SYDNEY, Australia – Pacific Rim leaders agreed Saturday to curb global warming by improving energy use and expanding forests, laying out a plan they hope will influence future climate change talks but that critics dismissed as too timid.
President Bush, Russian President Vladimir Putin, China’s Hu Jintao and leaders of other Asia-Pacific economies adopted the program at an annual summit after officials struck a deal between richer and developing nations over targets.
The program’s centerpieces are two modest goals: one on energy efficiency, the other on forests. Unlike the contentious, U.N.-backed Kyoto Protocol, it does not set targets on the greenhouse gas emissions which cause global warming, and its goals are voluntary.
Yet in bringing together the Asia-Pacific Economic Cooperation summit’s disparate group of countries on a contentious issue, the program may carry weight in upcoming talks in Washington, New York and Indonesia for a new post-Kyoto blueprint.
And unlike the Kyoto agreement, which largely exempted developing countries from targets, China has signed on to APEC’s goals.
Today, the leaders called for urgent progress on faltering global trade talks.
It was on climate change that APEC leaders hoped to break new ground. The grouping accounts for more than half the world’s economy and contains most of its biggest polluters.
Under the platform, APEC members will reduce “energy intensity” – the amount of energy needed to produce a dollar of gross domestic product – by 25 percent by 2030. They also pledged to increase forest cover in the region by at least 50 million acres by 2020.
“If you have APEC, especially the largest emitters – the U.S., China, Russia, Japan – sign up to an agreement like that, it would be hard to ignore at the global level,” said Malcolm Cook of Sydney-based think-tank the Lowy Institute.
But other climate change experts and environmental activists were dismissive, saying the goals were nonbinding and so modest in scope as to render the program ineffective.
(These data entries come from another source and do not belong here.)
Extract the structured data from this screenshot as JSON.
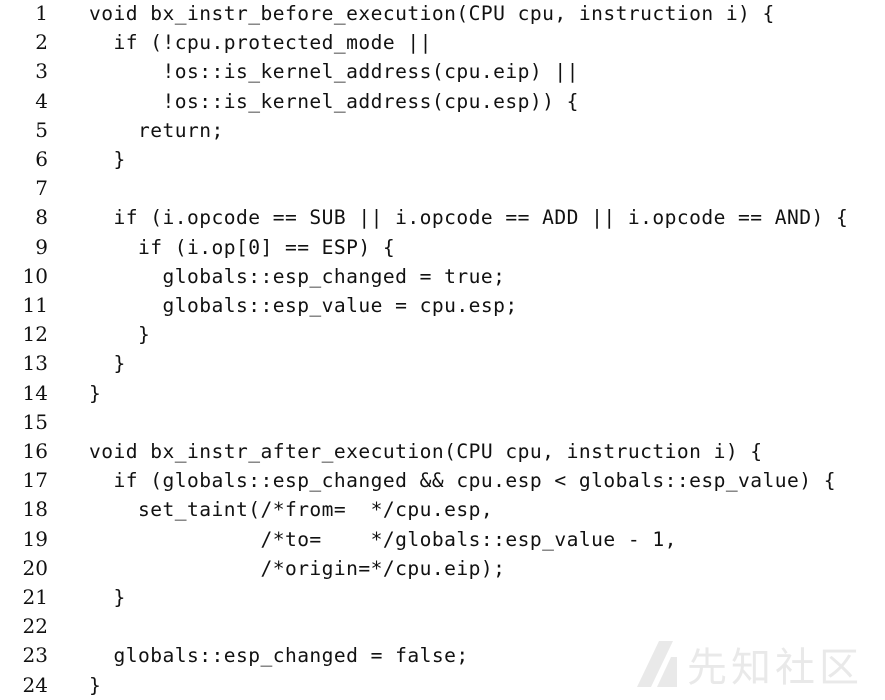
{
  "code": {
    "lines": [
      {
        "num": "1",
        "text": "void bx_instr_before_execution(CPU cpu, instruction i) {"
      },
      {
        "num": "2",
        "text": "  if (!cpu.protected_mode ||"
      },
      {
        "num": "3",
        "text": "      !os::is_kernel_address(cpu.eip) ||"
      },
      {
        "num": "4",
        "text": "      !os::is_kernel_address(cpu.esp)) {"
      },
      {
        "num": "5",
        "text": "    return;"
      },
      {
        "num": "6",
        "text": "  }"
      },
      {
        "num": "7",
        "text": ""
      },
      {
        "num": "8",
        "text": "  if (i.opcode == SUB || i.opcode == ADD || i.opcode == AND) {"
      },
      {
        "num": "9",
        "text": "    if (i.op[0] == ESP) {"
      },
      {
        "num": "10",
        "text": "      globals::esp_changed = true;"
      },
      {
        "num": "11",
        "text": "      globals::esp_value = cpu.esp;"
      },
      {
        "num": "12",
        "text": "    }"
      },
      {
        "num": "13",
        "text": "  }"
      },
      {
        "num": "14",
        "text": "}"
      },
      {
        "num": "15",
        "text": ""
      },
      {
        "num": "16",
        "text": "void bx_instr_after_execution(CPU cpu, instruction i) {"
      },
      {
        "num": "17",
        "text": "  if (globals::esp_changed && cpu.esp < globals::esp_value) {"
      },
      {
        "num": "18",
        "text": "    set_taint(/*from=  */cpu.esp,"
      },
      {
        "num": "19",
        "text": "              /*to=    */globals::esp_value - 1,"
      },
      {
        "num": "20",
        "text": "              /*origin=*/cpu.eip);"
      },
      {
        "num": "21",
        "text": "  }"
      },
      {
        "num": "22",
        "text": ""
      },
      {
        "num": "23",
        "text": "  globals::esp_changed = false;"
      },
      {
        "num": "24",
        "text": "}"
      }
    ]
  },
  "watermark": {
    "text": "先知社区",
    "icon": "slash-logo-icon"
  }
}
“If the APEC statement is the platform for future action on climate change, then the world is in trouble,” said Greenpeace energy campaigner Catherine Fitzpatrick.